68 newlywed couples were observed for the study over a seven-day period
A new US study suggests yet another reason to get some shut-eye, finding that husbands and wives who get a good night’s sleep are more satisfied with their marriage the next day.
Conducted by researchers from Florida State University, the study looked at the importance of sleep on self-regulation, which is the ability to move focus away from undesirable experiences when making an evaluation of a relationship, and can influence how satisfied couples are with their partner.
Self-regulation requires energy, which can be can be replenished when our bodies sleep, with previous studies showing that even just partial sleep deprivation can have a negative effect on processes that require self-regulation. The researchers commented in their paper that “Up to one-third of married or cohabiting adults report that sleep problems burden their relationship.”
The study looked at 68 newlywed couples over a seven-day period. Each day couples were asked to record the number of hours they slept and then answer two sets of questions. The first set measured overall relationship satisfaction with questions such as, “How satisfied were you with your marriage today?”
The second set looked at relationship experiences in nine areas including chores, the amount of time spent together and how the couple resolved conflict. Participants rated their answers using a scale of 1 (not satisfied at all) to 7 (extremely satisfied).
The results showed that couples were more satisfied with their relationship on the days after which they had slept for a longer period of time. In addition, the team also found that husbands, although not wives, were less negatively affected by bad experiences in the nine areas assessed, and better able to remain satisfied with their relationship, when they got more sleep.
The researchers did point out that the study had some limitations, including that the majority of the participants were white, had been married for less than six months, and were on average 24 years old, with the team recommending further studies in a wider variety of couples in order to draw firmer conclusions.
However co-author Heather Maranges commented that, “The universality of our findings is important. That is, we know all people need sleep. Regardless of the stage at which a couple is in their relationship or the cultural context in which they’re embedded, each member of the couple can be adversely affected by not getting enough sleep.”

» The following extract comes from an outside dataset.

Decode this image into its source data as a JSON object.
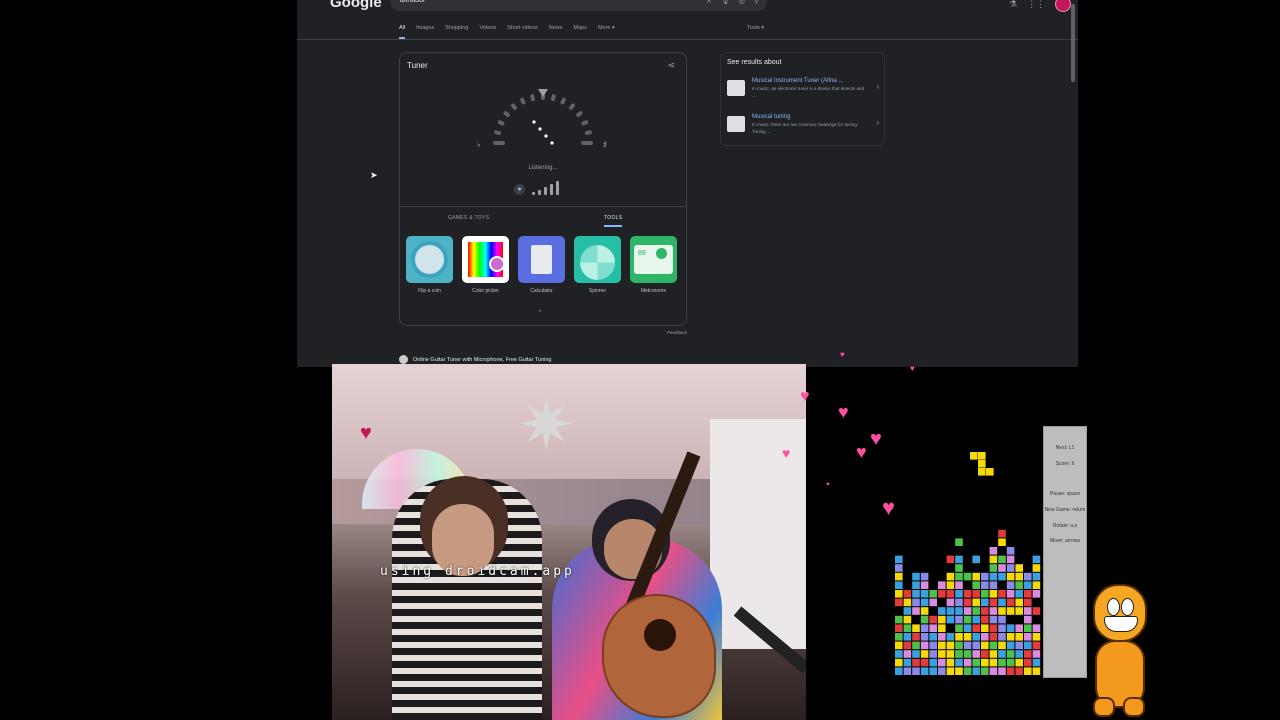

The results can be found published online in the Journal of Family Psychology.